As the aircraft approached their cleared altitude of 1,000 feet below us, we recieved the "TRAFFIC! TRAFFIC!" alert. Up at 35,000 feet this is acutally pretty rare because climb rates are usually reduced in reduced vertical seperation airspace (RVSM). This alert got our attention and started that accelleration we try to avoid. The TCAS system is designed to alert us of traffic visually, aurally, and if needed, also provide vertical escape guidance both aurally and visually. It's a tiered system that escalates the alerts as needed based on the threat of collision. The system had shown us this aircraft visually at first, as just another airplane near us. Next it will show you an airplane that has a potential for a collision by changing the color and symbol on our display and giving the first aural alert of "TRAFFIC! TRAFFIC!" Finally, when an actual collision threat exists the display changes again to a red symbol and the aural alerts now give commands on what manuever to begin in order to avoid the collision.
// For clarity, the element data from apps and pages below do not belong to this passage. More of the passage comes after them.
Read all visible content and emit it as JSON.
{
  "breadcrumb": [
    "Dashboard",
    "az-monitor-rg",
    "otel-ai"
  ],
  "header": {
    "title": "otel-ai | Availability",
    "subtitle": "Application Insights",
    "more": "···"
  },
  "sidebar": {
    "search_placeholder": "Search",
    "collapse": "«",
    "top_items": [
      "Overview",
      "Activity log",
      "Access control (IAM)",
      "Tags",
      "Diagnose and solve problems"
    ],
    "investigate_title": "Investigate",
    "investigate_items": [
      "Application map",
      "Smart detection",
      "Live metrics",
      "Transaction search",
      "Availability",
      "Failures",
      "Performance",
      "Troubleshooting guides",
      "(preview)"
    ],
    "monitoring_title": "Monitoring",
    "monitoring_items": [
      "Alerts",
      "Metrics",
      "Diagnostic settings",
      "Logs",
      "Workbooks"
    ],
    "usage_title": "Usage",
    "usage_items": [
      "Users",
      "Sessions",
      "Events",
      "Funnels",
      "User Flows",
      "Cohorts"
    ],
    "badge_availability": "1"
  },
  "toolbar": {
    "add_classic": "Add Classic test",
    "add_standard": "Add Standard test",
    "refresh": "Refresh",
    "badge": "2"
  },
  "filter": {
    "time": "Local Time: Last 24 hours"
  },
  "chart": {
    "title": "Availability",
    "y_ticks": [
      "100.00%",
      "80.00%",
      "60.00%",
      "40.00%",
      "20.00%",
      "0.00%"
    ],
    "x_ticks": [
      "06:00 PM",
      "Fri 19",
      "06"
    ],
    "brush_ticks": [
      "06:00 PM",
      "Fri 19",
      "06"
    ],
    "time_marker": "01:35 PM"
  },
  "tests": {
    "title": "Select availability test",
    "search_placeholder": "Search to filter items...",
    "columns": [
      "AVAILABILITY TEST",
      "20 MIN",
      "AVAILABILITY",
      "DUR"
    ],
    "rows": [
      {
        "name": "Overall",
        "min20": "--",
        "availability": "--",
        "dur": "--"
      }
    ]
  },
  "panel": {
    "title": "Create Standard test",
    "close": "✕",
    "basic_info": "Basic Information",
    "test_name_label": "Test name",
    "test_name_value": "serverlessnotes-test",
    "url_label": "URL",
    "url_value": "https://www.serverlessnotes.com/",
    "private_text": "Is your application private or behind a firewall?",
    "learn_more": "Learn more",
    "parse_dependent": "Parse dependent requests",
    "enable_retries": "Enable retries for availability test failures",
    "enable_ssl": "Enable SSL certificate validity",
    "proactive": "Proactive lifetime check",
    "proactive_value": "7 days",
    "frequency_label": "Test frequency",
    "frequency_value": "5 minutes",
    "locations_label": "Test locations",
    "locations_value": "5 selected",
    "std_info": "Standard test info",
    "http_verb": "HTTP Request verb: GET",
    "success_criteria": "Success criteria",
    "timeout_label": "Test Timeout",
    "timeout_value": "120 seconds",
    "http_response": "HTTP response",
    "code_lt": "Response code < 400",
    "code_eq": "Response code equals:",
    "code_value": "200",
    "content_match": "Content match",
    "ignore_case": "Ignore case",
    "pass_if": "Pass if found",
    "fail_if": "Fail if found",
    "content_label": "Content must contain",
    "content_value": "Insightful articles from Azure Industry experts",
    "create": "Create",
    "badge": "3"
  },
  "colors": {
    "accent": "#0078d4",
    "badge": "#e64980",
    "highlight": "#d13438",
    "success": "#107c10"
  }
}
"As a testament to the limitations of the human body during times of stress, I never heard the first aural RA."
"CLIMB! CLIMB NOW!" was the resolution advisory we received. The display also modifies our vertical speed indicator to show what rate of climb or descent is required to vertically navigate away from the threat. This was actually a corrective resolution advisory as the first one told us to descend. As a testament to the limitations of the human body during times of stress, I never heard the first aural RA. I think it was "MONITOR VERTICAL SPEED" – even though the aircraft was in level flight, we were experiencing some light mountain wave turbulence which causes the aircraft to oscillate a few hundred feet. Our vertical speed indicator is an instananeous indicator and will sometimes show a climb or descent as much as 1,000 feet per minute for brief moments. This tricked the TCAS into thinking we were in a descent when the RA was triggered.
"The tricky thing here is getting the aircraft away from the threat expeditiously while simultaneously avoiding loading the wing too much and inducing a high altitude stall. Yay we missed them! Boo now we're falling with style!"
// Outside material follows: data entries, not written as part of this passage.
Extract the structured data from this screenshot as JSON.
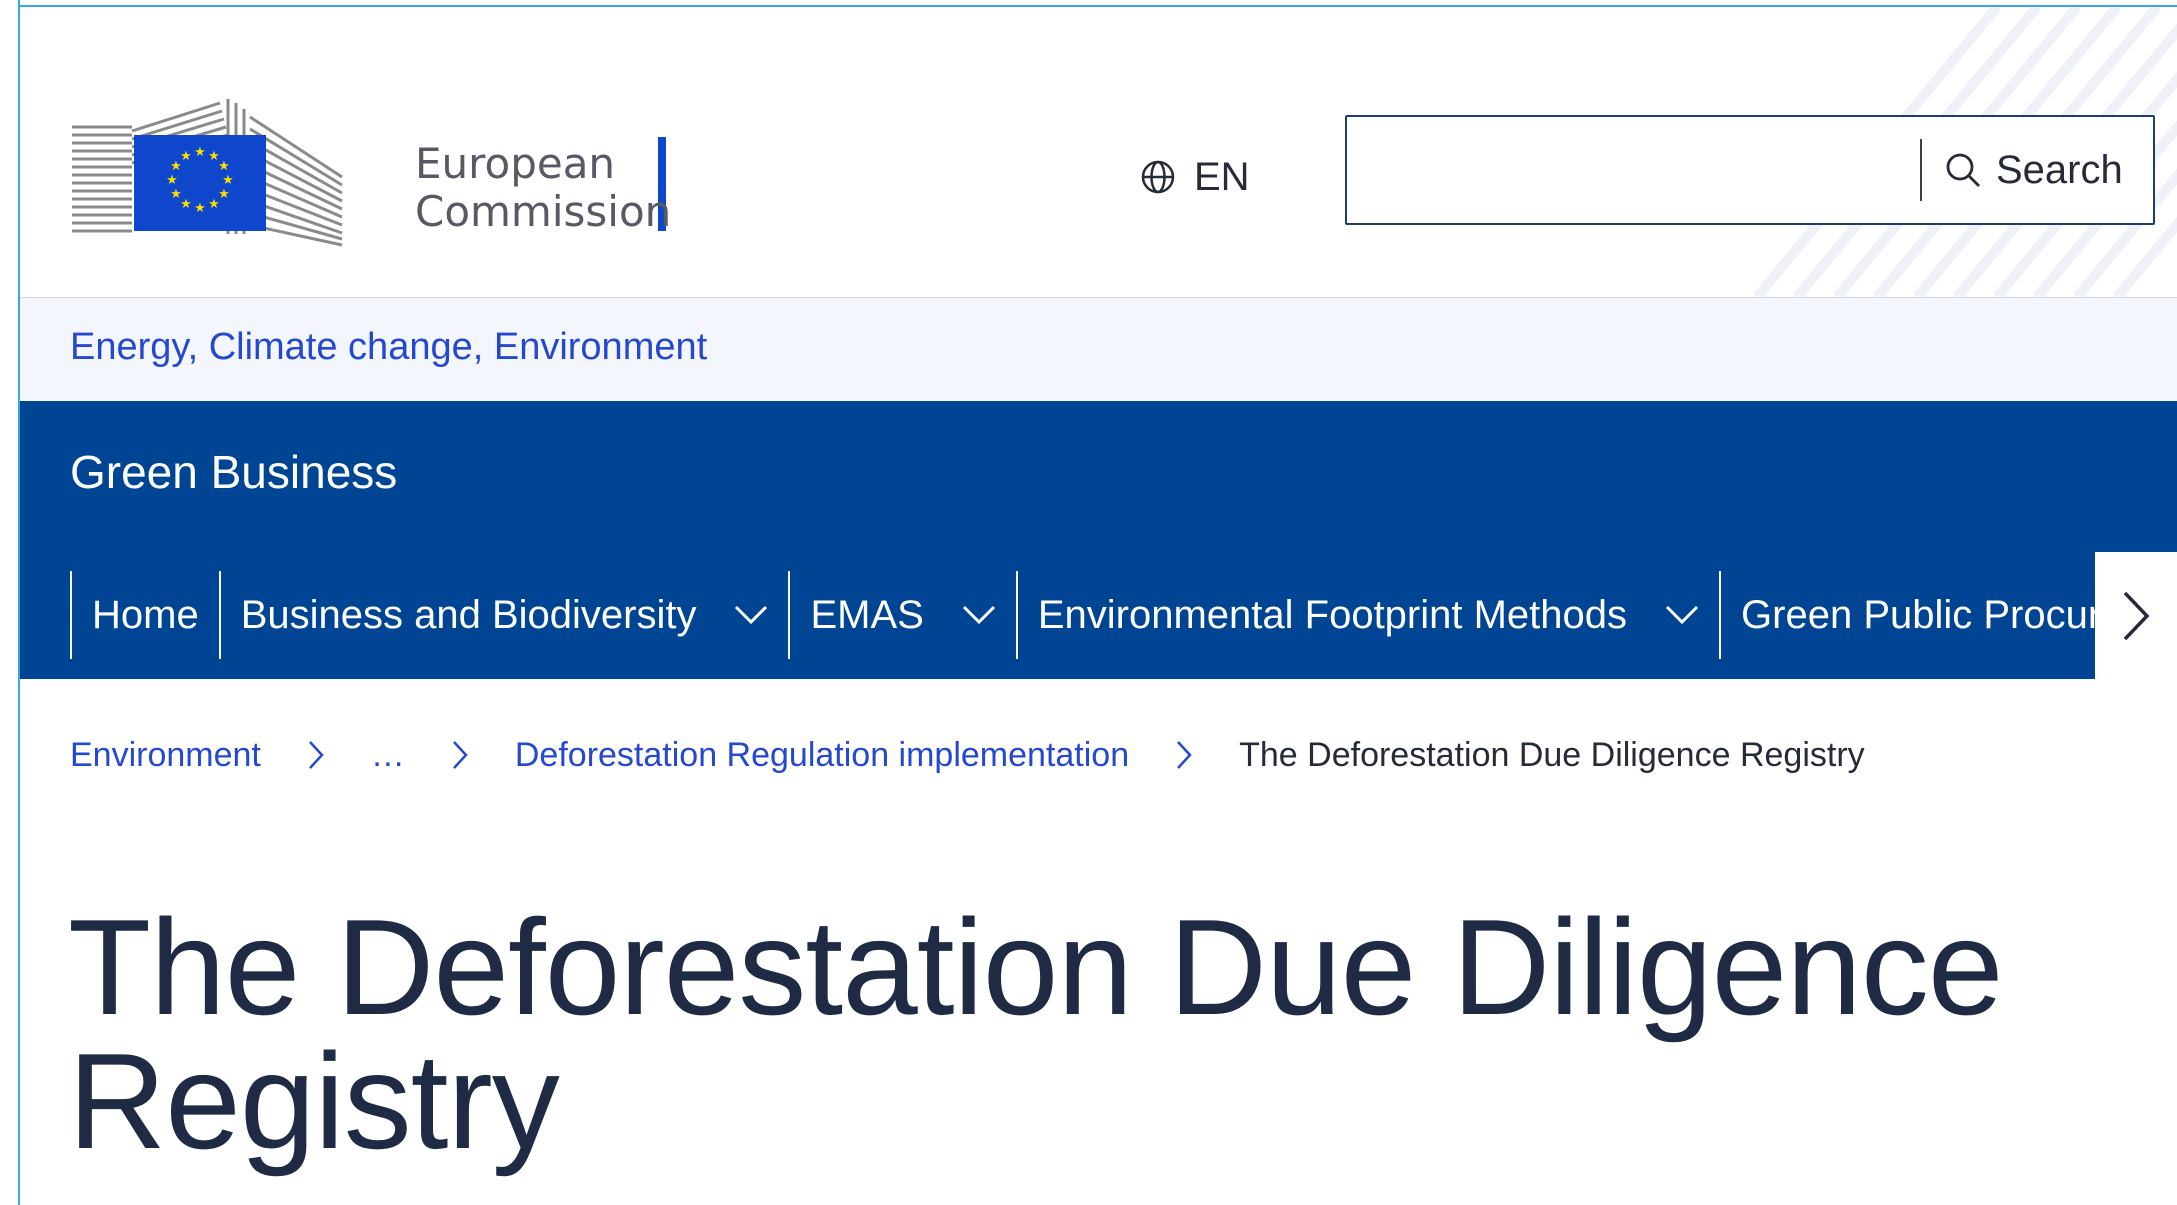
{
  "header": {
    "logo": {
      "line1": "European",
      "line2": "Commission",
      "flag_color": "#0e47cb",
      "star_color": "#ffdd00"
    },
    "language": {
      "icon": "globe-icon",
      "label": "EN"
    },
    "search": {
      "value": "",
      "placeholder": "",
      "button_label": "Search",
      "icon": "search-icon"
    }
  },
  "site_bar": {
    "link_text": "Energy, Climate change, Environment"
  },
  "nav": {
    "site_name": "Green Business",
    "background_color": "#004494",
    "items": [
      {
        "label": "Home",
        "has_dropdown": false
      },
      {
        "label": "Business and Biodiversity",
        "has_dropdown": true
      },
      {
        "label": "EMAS",
        "has_dropdown": true
      },
      {
        "label": "Environmental Footprint Methods",
        "has_dropdown": true
      },
      {
        "label": "Green Public Procurement",
        "has_dropdown": false
      }
    ],
    "next_icon": "chevron-right-icon"
  },
  "breadcrumb": {
    "items": [
      {
        "label": "Environment"
      },
      {
        "label": "…"
      },
      {
        "label": "Deforestation Regulation implementation"
      }
    ],
    "current": "The Deforestation Due Diligence Registry",
    "separator_icon": "chevron-right-icon"
  },
  "page": {
    "title": "The Deforestation Due Diligence Registry"
  },
  "colors": {
    "link": "#2548d1",
    "text": "#262b38",
    "title": "#1f2a44",
    "accent_bar": "#0e47cb"
  }
}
After initially commanding us to maintain a rate of descent to avoid the aircraft, the system calculated that our descent was no longer an option to avoid the aircraft and it then commanded us to climb. The tricky thing here is getting the aircraft away from the threat expeditiously while simultaneously avoiding loading the wing too much and inducing a high altitude stall. Yay we missed them! Boo now we're falling with style! Up at this altitude the airplane has a much smaller margin of "too fast" and "too slow," it is inbetween these speeds that we must remain in order to be considered still flying. Entering a high rate of climb at this altitude is usually non-sustainable (and non-habit forming). Our goal in this situation was to climb fast enough to avoid the conflict, but not so fast or too quickly to deplete the energy on the wing to induce a high altitude stall.
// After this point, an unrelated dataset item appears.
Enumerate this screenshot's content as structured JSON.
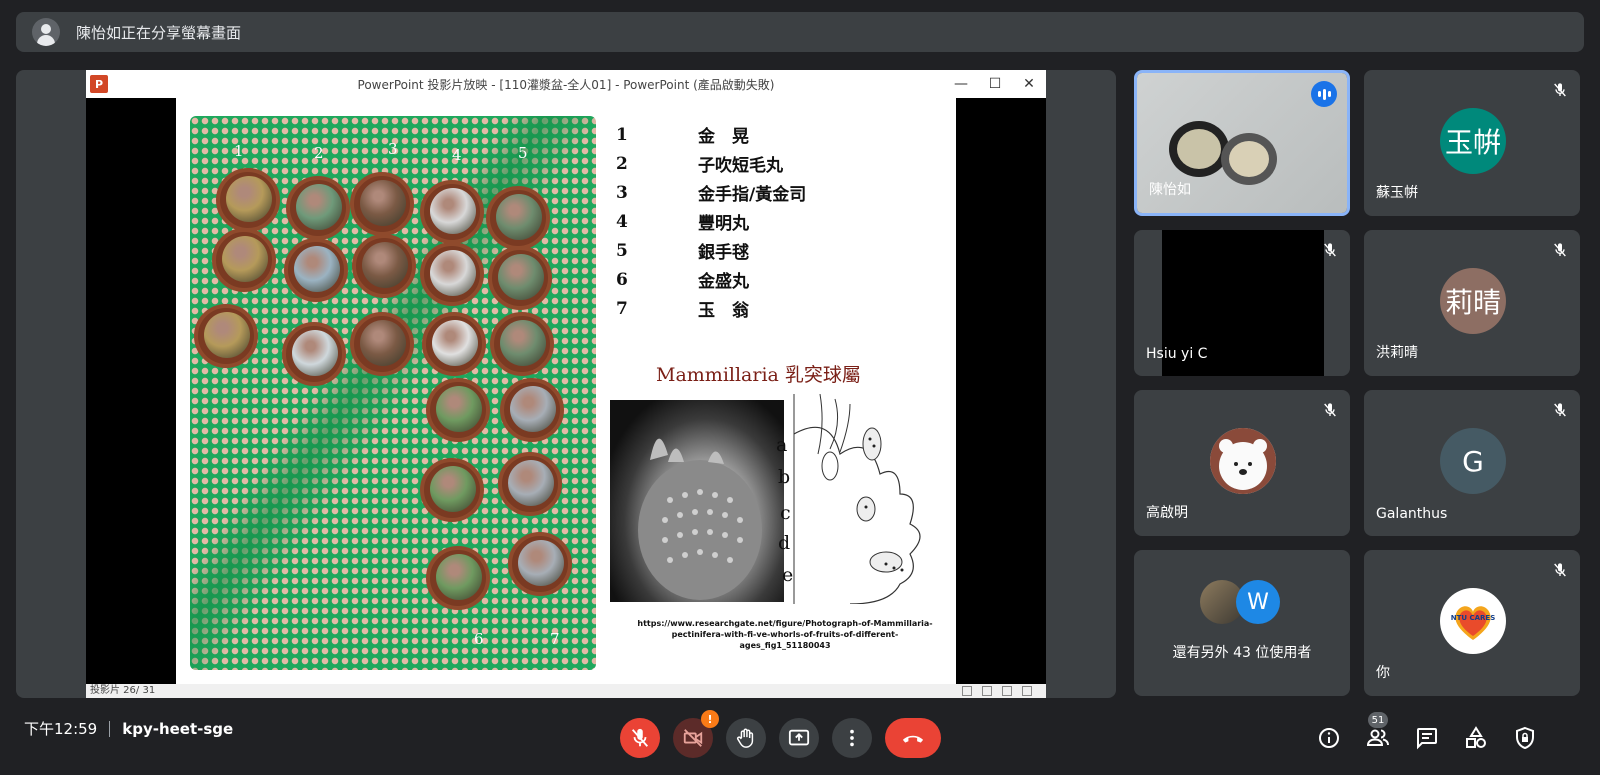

Luckily for me and for all the people behind me, we managed to avoid all the pitfalls of the event and complete an uneventful flight. It did take a few minutes for the reality of the situation to register. We spent quite a few moments recollecting what happened and why. It's very rare for this type of event to happen, especially at such a high altitude where aircraft are meticulously seperated from each other.
We never heard the other aircraft on our frequency, so it's likely he had already been switch to a new controller. We don't know if they had the wrong altitude programmed or if they were simply climbing so fast the computer calculated a collision risk. What a lot of people don't know is that scenarios like this one is how our modern day FAA got started.